*Requirement*
Give back each line of the listing below that contains the string "BASE".

*Records provided*
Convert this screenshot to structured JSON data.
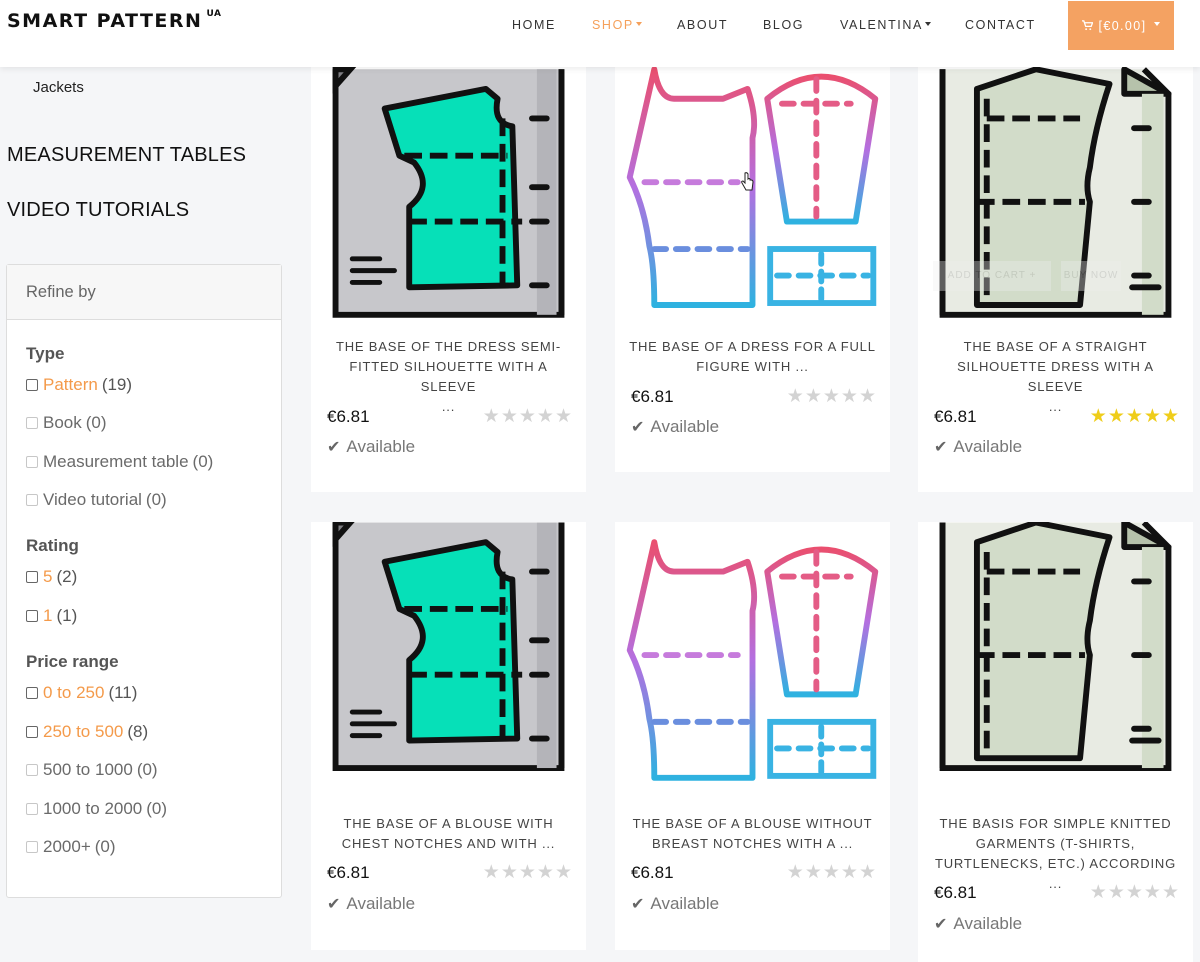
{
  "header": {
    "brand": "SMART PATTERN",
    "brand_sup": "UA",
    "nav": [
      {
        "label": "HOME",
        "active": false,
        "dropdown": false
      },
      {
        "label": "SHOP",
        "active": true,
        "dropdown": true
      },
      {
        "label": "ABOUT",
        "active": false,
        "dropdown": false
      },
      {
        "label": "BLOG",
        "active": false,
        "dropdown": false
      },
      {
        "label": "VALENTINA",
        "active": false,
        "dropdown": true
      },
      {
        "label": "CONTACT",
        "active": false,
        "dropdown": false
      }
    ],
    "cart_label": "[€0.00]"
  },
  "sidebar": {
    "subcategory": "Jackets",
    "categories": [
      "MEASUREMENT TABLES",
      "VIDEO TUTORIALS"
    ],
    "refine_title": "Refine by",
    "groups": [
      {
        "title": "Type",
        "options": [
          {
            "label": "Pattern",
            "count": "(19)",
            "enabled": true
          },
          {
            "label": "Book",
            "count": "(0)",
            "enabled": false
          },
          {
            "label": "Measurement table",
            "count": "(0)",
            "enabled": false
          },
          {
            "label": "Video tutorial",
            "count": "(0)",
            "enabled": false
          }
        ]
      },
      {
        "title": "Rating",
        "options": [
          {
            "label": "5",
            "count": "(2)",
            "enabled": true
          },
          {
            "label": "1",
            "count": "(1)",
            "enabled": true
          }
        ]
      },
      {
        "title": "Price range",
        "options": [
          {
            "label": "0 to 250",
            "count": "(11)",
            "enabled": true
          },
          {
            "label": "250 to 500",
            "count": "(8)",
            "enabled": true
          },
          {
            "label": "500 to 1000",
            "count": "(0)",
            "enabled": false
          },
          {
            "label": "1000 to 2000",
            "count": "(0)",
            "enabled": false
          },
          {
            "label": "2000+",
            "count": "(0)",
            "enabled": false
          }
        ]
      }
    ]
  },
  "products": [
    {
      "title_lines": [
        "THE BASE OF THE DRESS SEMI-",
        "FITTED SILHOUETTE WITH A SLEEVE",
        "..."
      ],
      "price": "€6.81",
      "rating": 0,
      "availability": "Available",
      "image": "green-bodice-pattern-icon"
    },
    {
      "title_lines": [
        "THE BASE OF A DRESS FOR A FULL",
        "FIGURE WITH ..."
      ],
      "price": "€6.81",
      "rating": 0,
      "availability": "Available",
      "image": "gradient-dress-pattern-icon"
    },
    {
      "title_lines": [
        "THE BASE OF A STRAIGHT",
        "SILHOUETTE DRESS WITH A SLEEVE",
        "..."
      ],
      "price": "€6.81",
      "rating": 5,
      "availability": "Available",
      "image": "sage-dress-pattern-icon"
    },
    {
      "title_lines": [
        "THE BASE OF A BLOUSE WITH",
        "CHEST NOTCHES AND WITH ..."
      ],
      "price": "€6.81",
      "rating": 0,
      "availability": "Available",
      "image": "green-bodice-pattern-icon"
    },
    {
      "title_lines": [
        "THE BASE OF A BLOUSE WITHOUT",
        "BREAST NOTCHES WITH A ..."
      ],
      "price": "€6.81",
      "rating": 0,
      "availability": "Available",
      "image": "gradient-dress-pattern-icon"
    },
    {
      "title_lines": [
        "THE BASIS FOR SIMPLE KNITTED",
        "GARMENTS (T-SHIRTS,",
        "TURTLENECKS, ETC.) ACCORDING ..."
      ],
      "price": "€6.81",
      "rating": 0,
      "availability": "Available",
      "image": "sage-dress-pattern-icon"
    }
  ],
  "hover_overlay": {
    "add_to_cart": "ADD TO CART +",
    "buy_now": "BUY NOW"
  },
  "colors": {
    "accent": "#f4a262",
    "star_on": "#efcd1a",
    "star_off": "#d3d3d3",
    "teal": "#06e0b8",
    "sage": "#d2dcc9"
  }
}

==

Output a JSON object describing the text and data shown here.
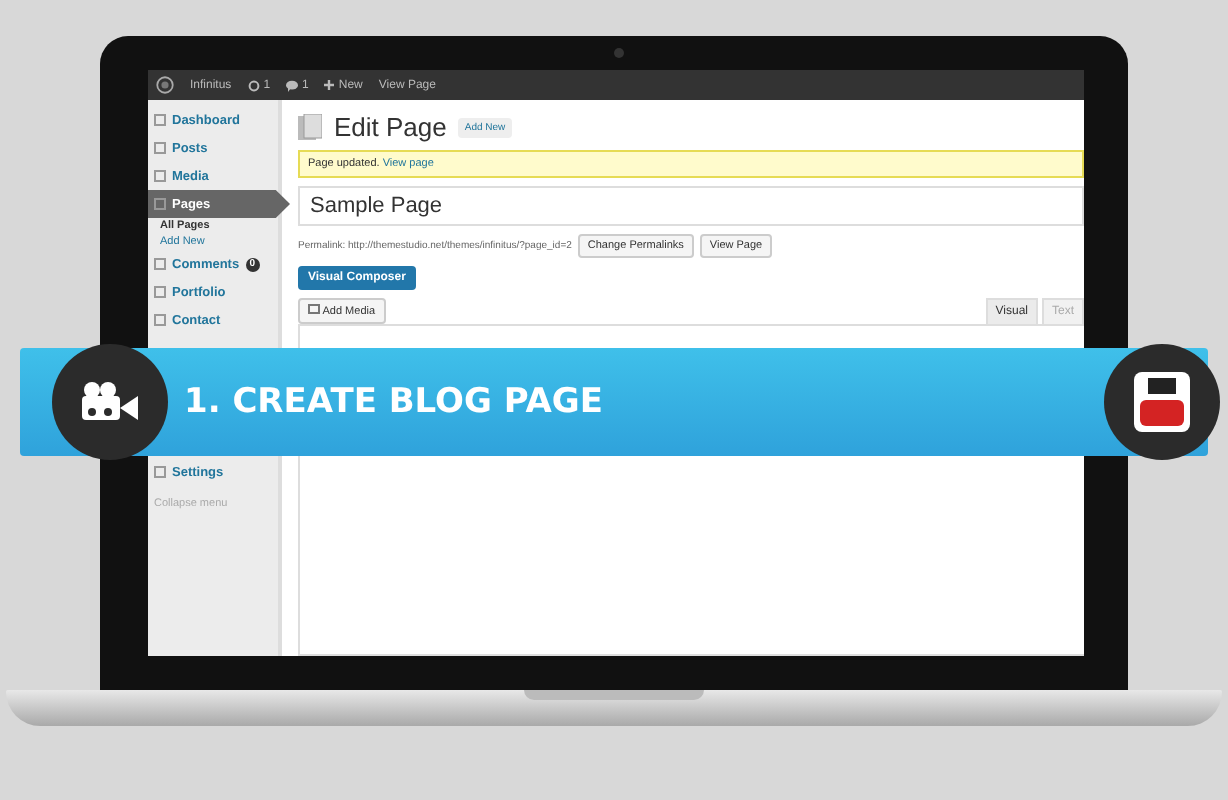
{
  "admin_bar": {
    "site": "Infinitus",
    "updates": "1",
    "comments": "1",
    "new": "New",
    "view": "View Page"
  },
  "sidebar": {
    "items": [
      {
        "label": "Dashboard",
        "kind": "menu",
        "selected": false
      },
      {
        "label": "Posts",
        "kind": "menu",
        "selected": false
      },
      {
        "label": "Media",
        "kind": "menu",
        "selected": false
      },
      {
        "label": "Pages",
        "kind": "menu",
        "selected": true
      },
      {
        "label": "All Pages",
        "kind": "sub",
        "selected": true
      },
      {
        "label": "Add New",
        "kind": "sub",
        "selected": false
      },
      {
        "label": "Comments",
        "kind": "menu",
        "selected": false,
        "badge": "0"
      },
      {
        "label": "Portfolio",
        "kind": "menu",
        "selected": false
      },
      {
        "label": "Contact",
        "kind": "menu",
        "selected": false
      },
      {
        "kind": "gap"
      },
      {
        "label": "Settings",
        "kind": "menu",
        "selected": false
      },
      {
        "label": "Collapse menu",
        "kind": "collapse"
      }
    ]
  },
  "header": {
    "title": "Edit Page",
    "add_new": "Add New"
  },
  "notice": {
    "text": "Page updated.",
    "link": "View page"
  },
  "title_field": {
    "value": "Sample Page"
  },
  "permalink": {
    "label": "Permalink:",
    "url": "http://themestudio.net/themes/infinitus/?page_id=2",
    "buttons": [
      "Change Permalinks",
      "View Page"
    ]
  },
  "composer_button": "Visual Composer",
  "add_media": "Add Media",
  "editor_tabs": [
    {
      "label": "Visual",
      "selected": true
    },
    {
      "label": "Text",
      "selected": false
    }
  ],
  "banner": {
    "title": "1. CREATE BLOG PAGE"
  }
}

*Answer space*
        "THE BASE OF THE DRESS SEMI-",
        "THE BASE OF A DRESS FOR A FULL",
        "THE BASE OF A STRAIGHT",
        "THE BASE OF A BLOUSE WITH",
        "THE BASE OF A BLOUSE WITHOUT",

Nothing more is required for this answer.